Yeah I've noticed things tend to break with alias this. Anyway if templates could be improved for these edge-cases then it's a benefit for everyone, regardless of annotations. :)
 2) It makes it difficult to combine attributes.

Difficult.. well maybe. You could use something like: Attribute!(int, NonSerialized, Encrypted) ID1, ID2; Or override opAssign and use bit masks: Attribute!int ID1 = NonSerialized | Encrypted; Attribute!int ID2 = NonSerialized | Encrypted; With attributes this would maybe be: NonSerialized Encrypted int ID1, ID2; I do like the attribute syntax more.
 3) It forces altering actual code to indicate an annotation, as
 opposed to just annotating it.

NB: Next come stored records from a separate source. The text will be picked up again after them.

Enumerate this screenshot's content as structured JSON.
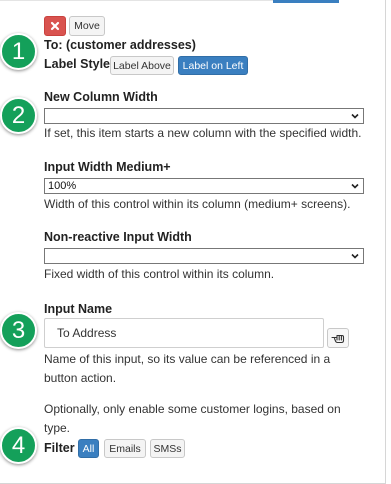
{
  "header": {
    "delete_icon": "close-icon",
    "move_label": "Move",
    "title": "To: (customer addresses)"
  },
  "steps": [
    "1",
    "2",
    "3",
    "4"
  ],
  "label_style": {
    "label": "Label Style",
    "options": [
      "Label Above",
      "Label on Left"
    ],
    "selected": "Label on Left"
  },
  "new_column_width": {
    "label": "New Column Width",
    "value": "",
    "help": "If set, this item starts a new column with the specified width."
  },
  "input_width_medium": {
    "label": "Input Width Medium+",
    "value": "100%",
    "help": "Width of this control within its column (medium+ screens)."
  },
  "non_reactive_width": {
    "label": "Non-reactive Input Width",
    "value": "",
    "help": "Fixed width of this control within its column."
  },
  "input_name": {
    "label": "Input Name",
    "value": "To Address",
    "icon": "hand-pointer-icon",
    "help": "Name of this input, so its value can be referenced in a button action."
  },
  "filter": {
    "intro": "Optionally, only enable some customer logins, based on type.",
    "label": "Filter",
    "options": [
      "All",
      "Emails",
      "SMSs"
    ],
    "selected": "All"
  },
  "colors": {
    "accent": "#3a7fc0",
    "step_badge": "#14a05a",
    "danger": "#d9534f"
  }
}
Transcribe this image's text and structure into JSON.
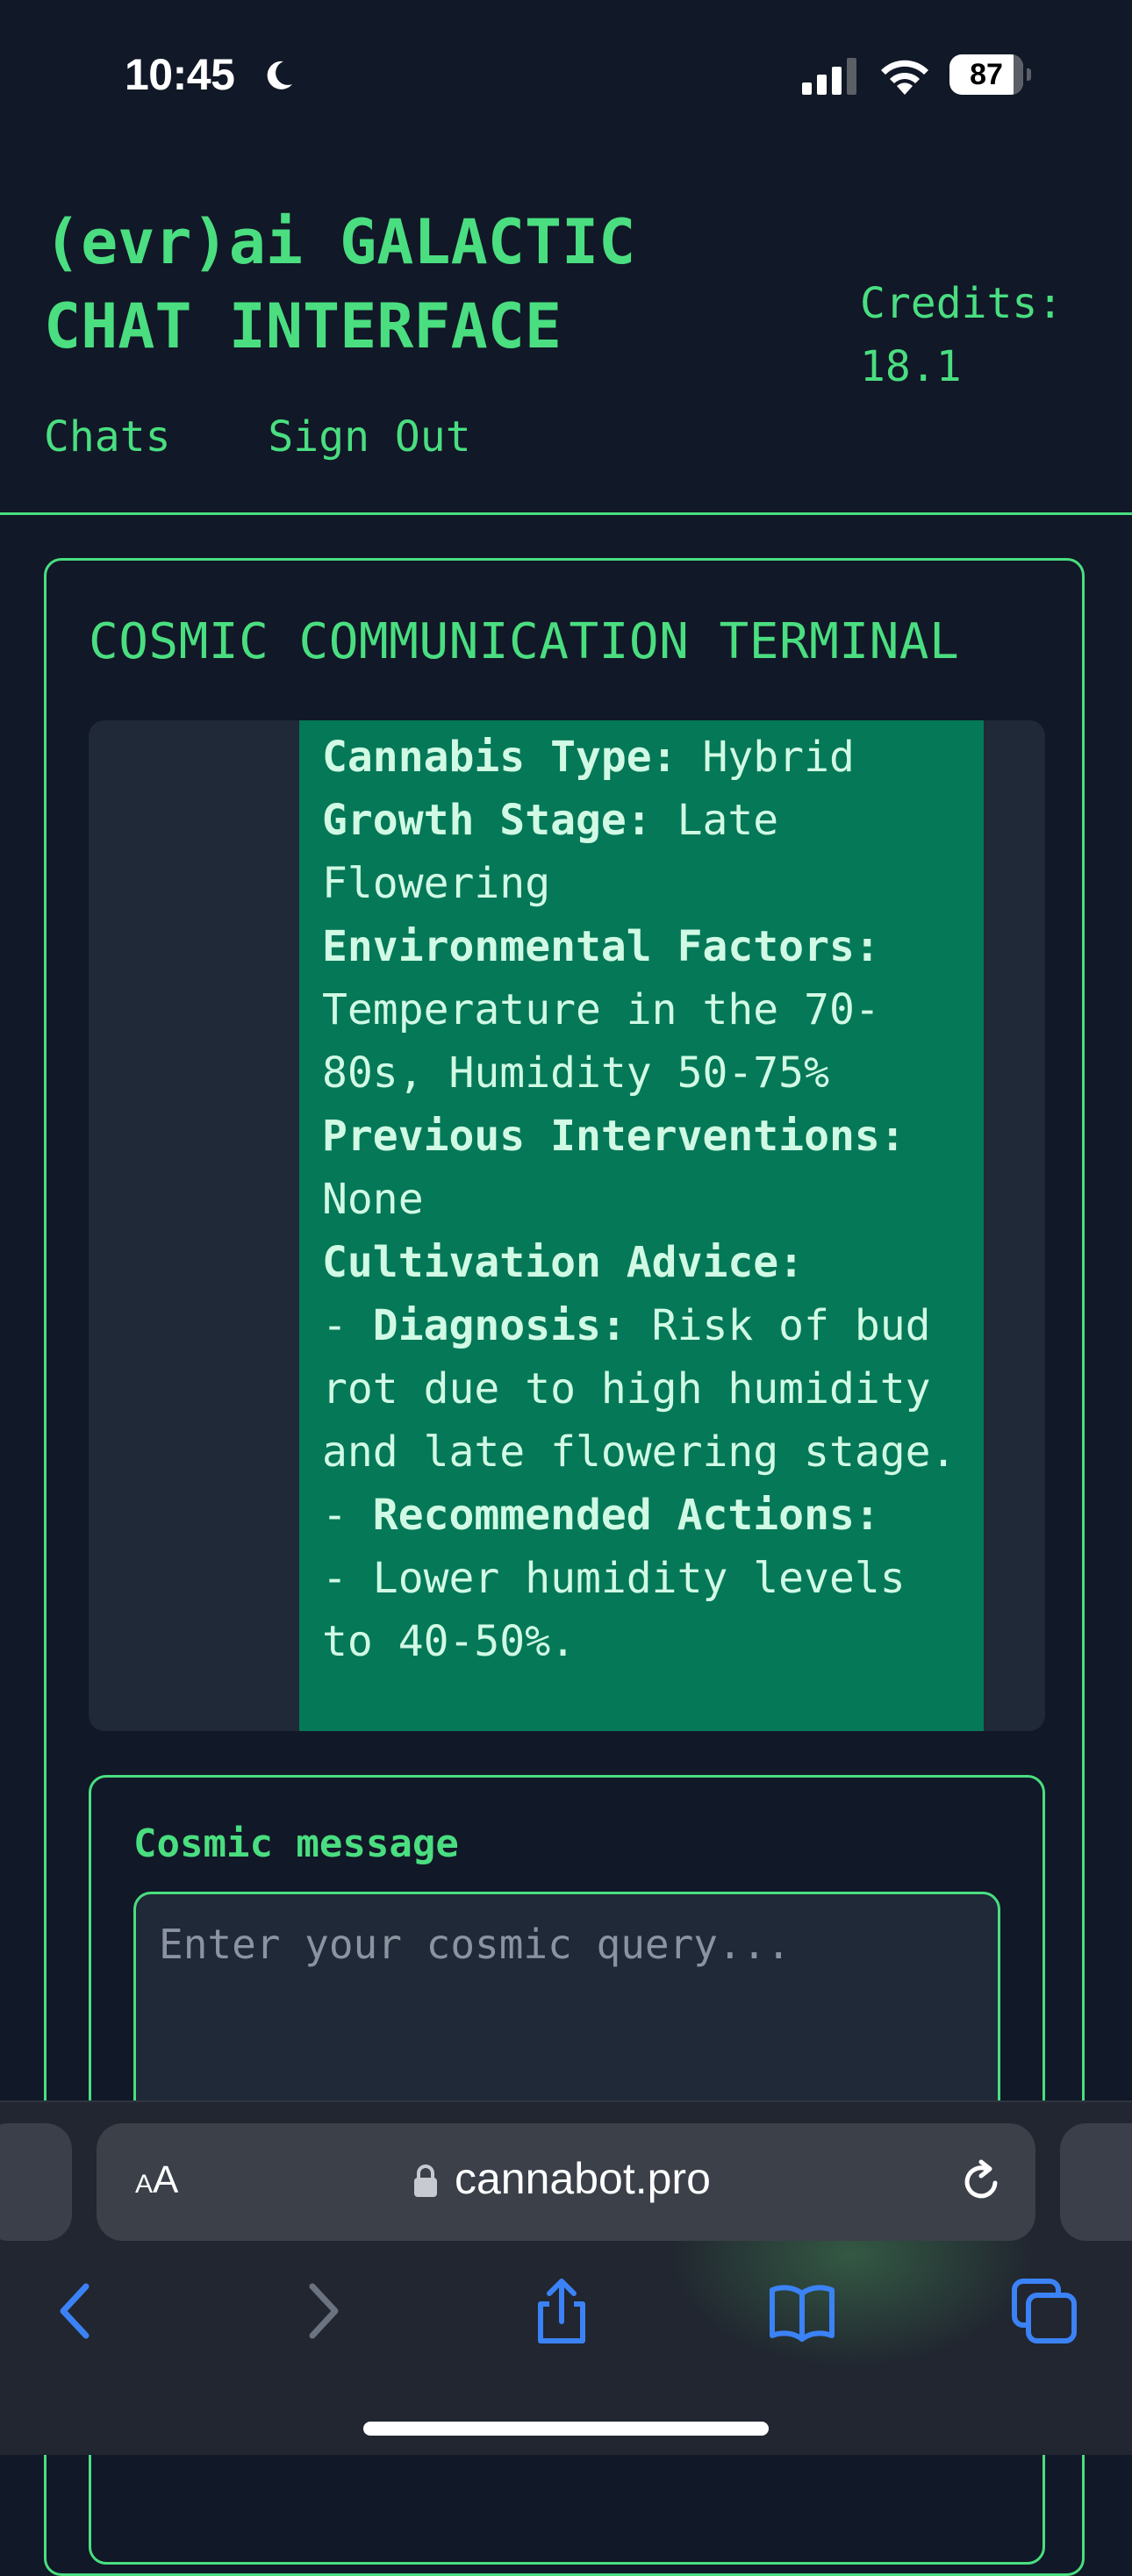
{
  "status_bar": {
    "time": "10:45",
    "battery_level": "87",
    "battery_fraction": 0.87
  },
  "header": {
    "title": "(evr)ai GALACTIC CHAT INTERFACE",
    "credits": "Credits: 18.1",
    "nav": {
      "chats": "Chats",
      "sign_out": "Sign Out"
    }
  },
  "terminal": {
    "title": "COSMIC COMMUNICATION TERMINAL",
    "message": [
      {
        "label": "Cannabis Type:",
        "text": " Hybrid"
      },
      {
        "label": "Growth Stage:",
        "text": " Late Flowering"
      },
      {
        "label": "Environmental Factors:",
        "text": " Temperature in the 70-80s, Humidity 50-75%"
      },
      {
        "label": "Previous Interventions:",
        "text": " None"
      },
      {
        "label": "Cultivation Advice:",
        "text": ""
      },
      {
        "prefix": "- ",
        "label": "Diagnosis:",
        "text": " Risk of bud rot due to high humidity and late flowering stage."
      },
      {
        "prefix": "- ",
        "label": "Recommended Actions:",
        "text": ""
      },
      {
        "text": "- Lower humidity levels to 40-50%."
      }
    ],
    "form": {
      "label": "Cosmic message",
      "placeholder": "Enter your cosmic query..."
    }
  },
  "browser": {
    "text_size_small": "A",
    "text_size_large": "A",
    "url": "cannabot.pro",
    "icons": [
      "back-icon",
      "forward-icon",
      "share-icon",
      "bookmarks-icon",
      "tabs-icon",
      "lock-icon",
      "reload-icon"
    ]
  },
  "colors": {
    "background": "#111827",
    "accent": "#4ade80",
    "bubble": "#047857",
    "panel": "#1f2937",
    "ios_blue": "#3b82f6"
  }
}
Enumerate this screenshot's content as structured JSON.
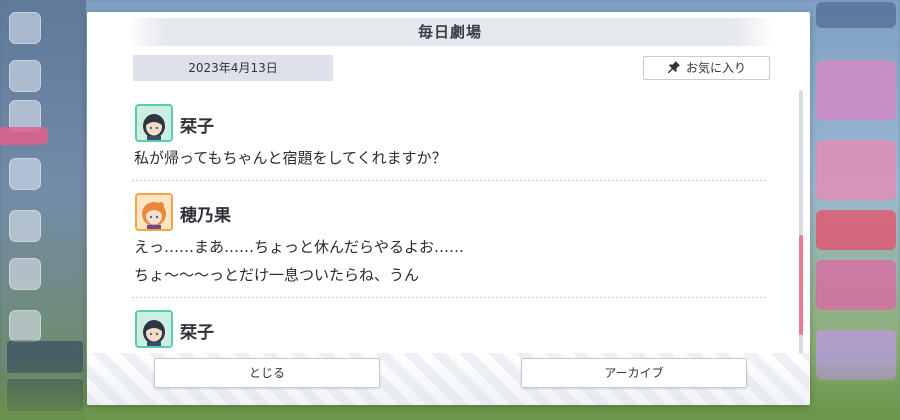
{
  "dialog": {
    "title": "毎日劇場",
    "date": "2023年4月13日",
    "favorite_label": "お気に入り",
    "close_label": "とじる",
    "archive_label": "アーカイブ"
  },
  "entries": [
    {
      "speaker": "栞子",
      "lines": [
        "私が帰ってもちゃんと宿題をしてくれますか？"
      ]
    },
    {
      "speaker": "穂乃果",
      "lines": [
        "えっ……まあ……ちょっと休んだらやるよお……",
        "ちょ～～～っとだけ一息ついたらね、うん"
      ]
    },
    {
      "speaker": "栞子",
      "lines": []
    }
  ],
  "colors": {
    "accent_scroll": "#ef7a92",
    "avatar_border_shioriko": "#5ccba8",
    "avatar_border_honoka": "#f2a44b"
  },
  "icons": [
    "pin-icon",
    "avatar-shioriko",
    "avatar-honoka"
  ]
}
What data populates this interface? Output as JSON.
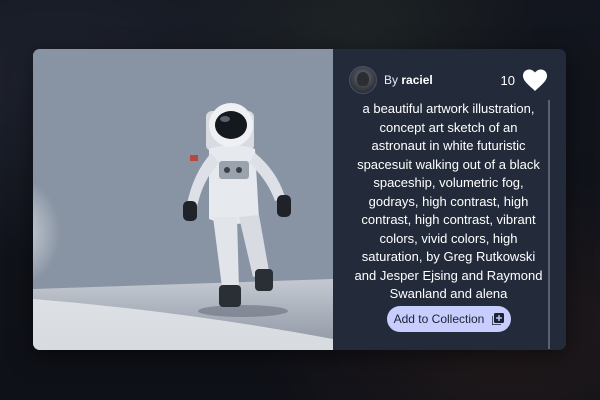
{
  "author": {
    "prefix": "By",
    "name": "raciel"
  },
  "likes": {
    "count": "10",
    "icon": "heart-icon"
  },
  "image": {
    "alt": "astronaut walking",
    "subject_icon": "astronaut-illustration"
  },
  "prompt": {
    "text": "a beautiful artwork illustration, concept art sketch of an astronaut in white futuristic spacesuit walking out of a black spaceship, volumetric fog, godrays, high contrast, high contrast, high contrast, vibrant colors, vivid colors, high saturation, by Greg Rutkowski and Jesper Ejsing and Raymond Swanland and alena"
  },
  "actions": {
    "add_to_collection_label": "Add to Collection",
    "add_icon": "add-box-icon"
  },
  "colors": {
    "panel_bg": "#232b3b",
    "button_bg": "#c7cdfd"
  }
}
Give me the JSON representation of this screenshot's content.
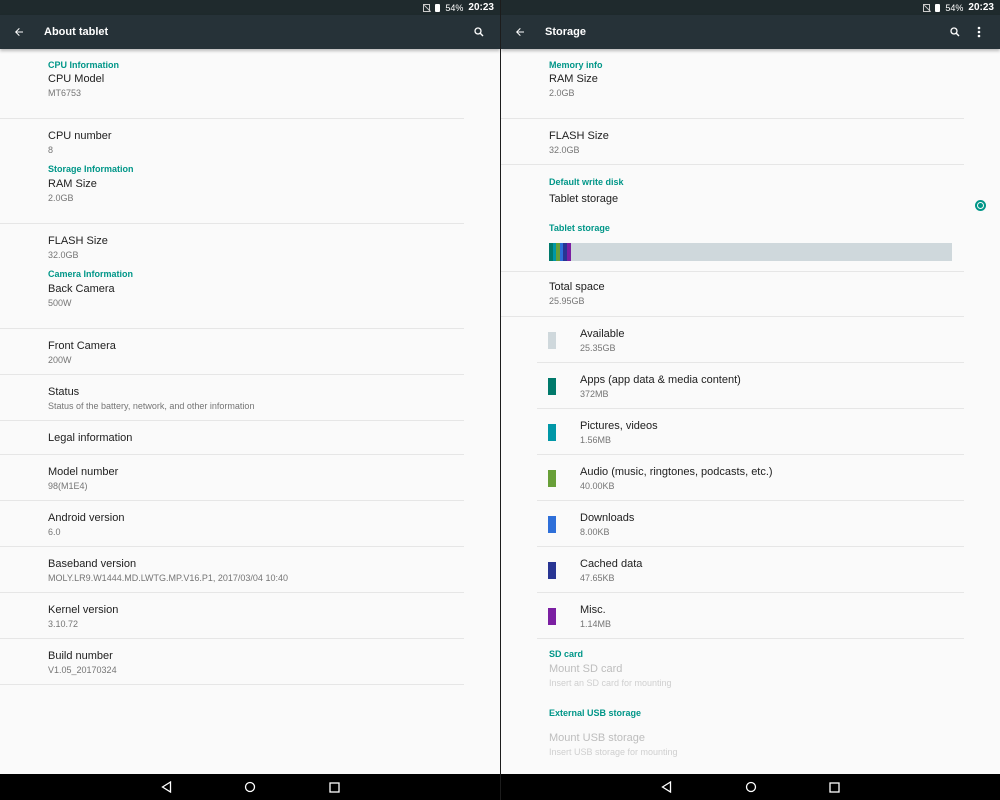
{
  "colors": {
    "accent": "#009688",
    "toolbar": "#263238",
    "statusbar": "#1f2a2d"
  },
  "left": {
    "status": {
      "battery": "54%",
      "time": "20:23"
    },
    "toolbar": {
      "title": "About tablet",
      "back_icon": "arrow-left-icon",
      "search_icon": "search-icon"
    },
    "sections": [
      {
        "header": "CPU Information",
        "items": [
          {
            "title": "CPU Model",
            "subtitle": "MT6753"
          },
          {
            "title": "CPU number",
            "subtitle": "8"
          }
        ]
      },
      {
        "header": "Storage Information",
        "items": [
          {
            "title": "RAM Size",
            "subtitle": "2.0GB"
          },
          {
            "title": "FLASH Size",
            "subtitle": "32.0GB"
          }
        ]
      },
      {
        "header": "Camera Information",
        "items": [
          {
            "title": "Back Camera",
            "subtitle": "500W"
          },
          {
            "title": "Front Camera",
            "subtitle": "200W"
          },
          {
            "title": "Status",
            "subtitle": "Status of the battery, network, and other information"
          },
          {
            "title": "Legal information",
            "subtitle": ""
          },
          {
            "title": "Model number",
            "subtitle": "98(M1E4)"
          },
          {
            "title": "Android version",
            "subtitle": "6.0"
          },
          {
            "title": "Baseband version",
            "subtitle": "MOLY.LR9.W1444.MD.LWTG.MP.V16.P1, 2017/03/04 10:40"
          },
          {
            "title": "Kernel version",
            "subtitle": "3.10.72"
          },
          {
            "title": "Build number",
            "subtitle": "V1.05_20170324"
          }
        ]
      }
    ]
  },
  "right": {
    "status": {
      "battery": "54%",
      "time": "20:23"
    },
    "toolbar": {
      "title": "Storage",
      "back_icon": "arrow-left-icon",
      "search_icon": "search-icon",
      "more_icon": "more-vert-icon"
    },
    "memory_header": "Memory info",
    "memory_items": [
      {
        "title": "RAM Size",
        "subtitle": "2.0GB"
      },
      {
        "title": "FLASH Size",
        "subtitle": "32.0GB"
      }
    ],
    "default_write_header": "Default write disk",
    "default_write_option": {
      "label": "Tablet storage",
      "selected": true
    },
    "tablet_storage_header": "Tablet storage",
    "total": {
      "title": "Total space",
      "subtitle": "25.95GB"
    },
    "categories": [
      {
        "title": "Available",
        "subtitle": "25.35GB",
        "color": "#cfd8dc"
      },
      {
        "title": "Apps (app data & media content)",
        "subtitle": "372MB",
        "color": "#00796b"
      },
      {
        "title": "Pictures, videos",
        "subtitle": "1.56MB",
        "color": "#0097a7"
      },
      {
        "title": "Audio (music, ringtones, podcasts, etc.)",
        "subtitle": "40.00KB",
        "color": "#689f38"
      },
      {
        "title": "Downloads",
        "subtitle": "8.00KB",
        "color": "#2e6fd9"
      },
      {
        "title": "Cached data",
        "subtitle": "47.65KB",
        "color": "#283593"
      },
      {
        "title": "Misc.",
        "subtitle": "1.14MB",
        "color": "#7b1fa2"
      }
    ],
    "sd_header": "SD card",
    "sd_item": {
      "title": "Mount SD card",
      "subtitle": "Insert an SD card for mounting"
    },
    "usb_header": "External USB storage",
    "usb_item": {
      "title": "Mount USB storage",
      "subtitle": "Insert USB storage for mounting"
    }
  },
  "navbar": {
    "back_icon": "nav-back-icon",
    "home_icon": "nav-home-icon",
    "recents_icon": "nav-recents-icon"
  }
}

Yup.
Mar 22 2012
prev sibling next sibling parent "foobar" <foo bar.com> writes:
On Thursday, 22 March 2012 at 23:48:03 UTC, deadalnix wrote:

 Inference isn't possible with an attribute system.

It isn't possible simply because it wasn't implemented yet. nothing prevents us to add such a feature in the future. Could be a worthwhile enhancement for D3 or D4, given we actually have attributes implemented before then.
Mar 23 2012
prev sibling next sibling parent "Tove" <tove fransson.se> writes:
On Sunday, 25 March 2012 at 15:24:18 UTC, Jacob Carlborg wrote:
 On 2012-03-22 02:23, Tove wrote:

 mixin(attr(q{struct Foo
 {
  NonSerialized int x;
  NonSerialized int y;
 int z;
 }}));

 void main()
 {
 auto m = [ __traits(allMembers, Foo) ];
 writeln("Normal members of Foo:", m);

 auto n = [ __traits(allMembers, Foo_Serializable) ];
 writeln("Serializable members of Foo:", n);
 }

Just really ugly and it creates a new type, completely unnecessary if D supported user defined attributes.

Well... "eye of the beholder"... I think that's exactly the beautiful part, because: 1) The original type is 100% unaltered... 2) Easy for the compiler to optimize the new type away as it's never instantiated, nor used beyond ctfe reflection i.e. 0 runtime overhead. 3) It trivially allows using the built-in traits system everyone already is familiar with. but I wonder if one can do better with a mixin template, accessing it's "parent"...
Mar 25 2012
prev sibling parent "Martin Nowak" <dawg dawgfoto.de> writes:
 Note that one library that did attempt runtime reflection capability
 (flectioned) does all this at runtime, and does some really funky shit,
 like opening /proc/self/map on Linux, or requiring you to pass an
 OPTLINK map file. I don't look at these as "innovations" as much as I  
 do
 as workarounds.

Maybe there's a better approach than flectioned. Consider the language is frozen solid. How would you solve problems with it?

I think the closest anyone has come is Jacob, with his orange library. Maybe he can respond to this point. -Steve

Just showing this because it never comes up that one can already implement runtime reflection using ModuleInfo.xgetMembers and TypeInfo_Struct.xgetMembers. module a; import std.stdio, std.variant; void main() { foreach(m; ModuleInfo) { if (m.name != "b") continue; // getMembers currently doesn't work for classes, // but it does for modules/structs auto get = cast(Variant function(string))m.xgetMembers; auto bfunc = get("bfunc").get!(size_t function()); writeln(bfunc()); } } module b; import std.variant; // a pointer to this method will end up in ModuleInfo xgetMembers Variant getMembers(string name) { Variant res; switch (name) { case "bfunc": return Variant(&bfunc); default: return Variant("member "~name~" not found"); } } size_t bfunc() { return 2; } It should be fairly easy to construct some helpers that make the compile time data digestible.
Mar 27 2012